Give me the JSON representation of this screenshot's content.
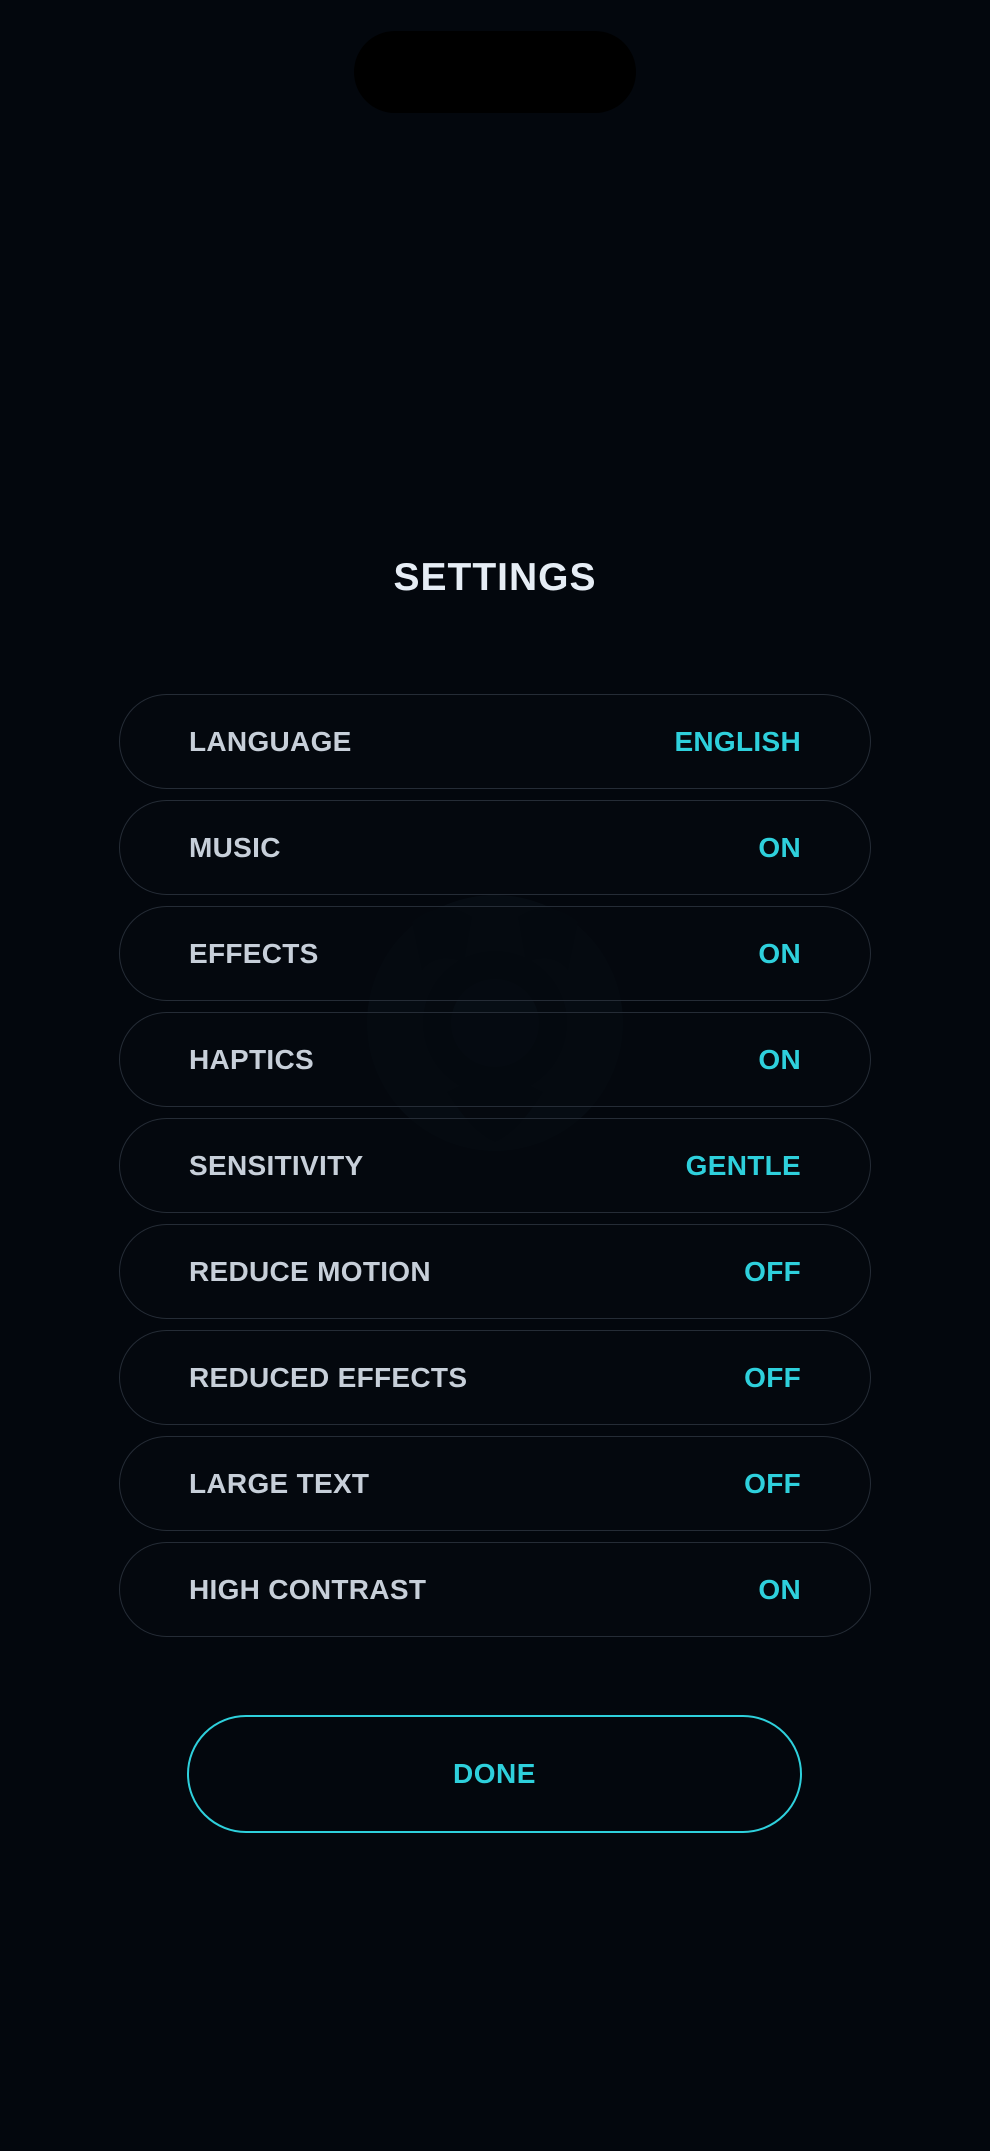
{
  "screen": {
    "title": "SETTINGS"
  },
  "settings": [
    {
      "label": "LANGUAGE",
      "value": "ENGLISH"
    },
    {
      "label": "MUSIC",
      "value": "ON"
    },
    {
      "label": "EFFECTS",
      "value": "ON"
    },
    {
      "label": "HAPTICS",
      "value": "ON"
    },
    {
      "label": "SENSITIVITY",
      "value": "GENTLE"
    },
    {
      "label": "REDUCE MOTION",
      "value": "OFF"
    },
    {
      "label": "REDUCED EFFECTS",
      "value": "OFF"
    },
    {
      "label": "LARGE TEXT",
      "value": "OFF"
    },
    {
      "label": "HIGH CONTRAST",
      "value": "ON"
    }
  ],
  "actions": {
    "done_label": "DONE"
  },
  "colors": {
    "background": "#03070d",
    "accent": "#2ed0dc",
    "label": "#c7cfd9",
    "title": "#e6edf5",
    "row_border": "#252c36"
  }
}
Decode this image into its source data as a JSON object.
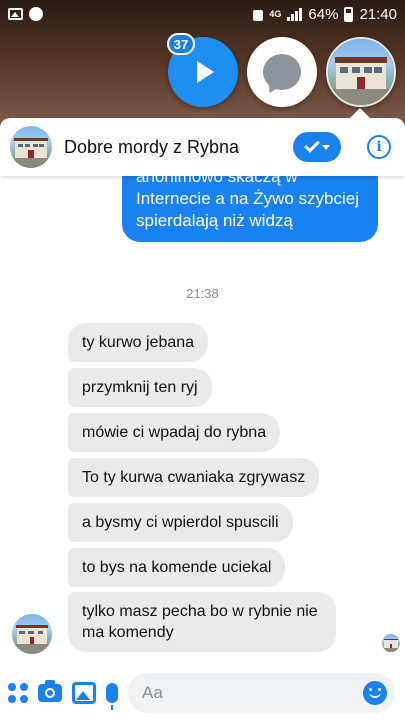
{
  "status_bar": {
    "battery": "64%",
    "time": "21:40",
    "network": "4G"
  },
  "chat_heads": {
    "badge_count": "37"
  },
  "conversation": {
    "title": "Dobre mordy z Rybna"
  },
  "messages": {
    "outgoing_last": "anonimowo skaczą w Internecie a na Żywo szybciej spierdalają niż widzą",
    "timestamp": "21:38",
    "incoming": [
      "ty kurwo jebana",
      "przymknij ten ryj",
      "mówie ci wpadaj do rybna",
      "To ty kurwa cwaniaka zgrywasz",
      "a bysmy ci wpierdol spuscili",
      "to bys na komende uciekal",
      "tylko masz pecha bo w rybnie nie ma komendy"
    ]
  },
  "composer": {
    "placeholder": "Aa"
  },
  "colors": {
    "accent": "#1a82f0",
    "incoming_bubble": "#eaeaea"
  }
}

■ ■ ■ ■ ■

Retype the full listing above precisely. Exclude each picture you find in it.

RESPONSE AREA »
Give me the JSON representation of this screenshot's content.
{
  "screen": {
    "title": "SETTINGS"
  },
  "settings": [
    {
      "label": "LANGUAGE",
      "value": "ENGLISH"
    },
    {
      "label": "MUSIC",
      "value": "ON"
    },
    {
      "label": "EFFECTS",
      "value": "ON"
    },
    {
      "label": "HAPTICS",
      "value": "ON"
    },
    {
      "label": "SENSITIVITY",
      "value": "GENTLE"
    },
    {
      "label": "REDUCE MOTION",
      "value": "OFF"
    },
    {
      "label": "REDUCED EFFECTS",
      "value": "OFF"
    },
    {
      "label": "LARGE TEXT",
      "value": "OFF"
    },
    {
      "label": "HIGH CONTRAST",
      "value": "ON"
    }
  ],
  "actions": {
    "done_label": "DONE"
  },
  "colors": {
    "background": "#03070d",
    "accent": "#2ed0dc",
    "label": "#c7cfd9",
    "title": "#e6edf5",
    "row_border": "#252c36"
  }
}
Decode this image into its source data as a JSON object.
{
  "status_bar": {
    "battery": "64%",
    "time": "21:40",
    "network": "4G"
  },
  "chat_heads": {
    "badge_count": "37"
  },
  "conversation": {
    "title": "Dobre mordy z Rybna"
  },
  "messages": {
    "outgoing_last": "anonimowo skaczą w Internecie a na Żywo szybciej spierdalają niż widzą",
    "timestamp": "21:38",
    "incoming": [
      "ty kurwo jebana",
      "przymknij ten ryj",
      "mówie ci wpadaj do rybna",
      "To ty kurwa cwaniaka zgrywasz",
      "a bysmy ci wpierdol spuscili",
      "to bys na komende uciekal",
      "tylko masz pecha bo w rybnie nie ma komendy"
    ]
  },
  "composer": {
    "placeholder": "Aa"
  },
  "colors": {
    "accent": "#1a82f0",
    "incoming_bubble": "#eaeaea"
  }
}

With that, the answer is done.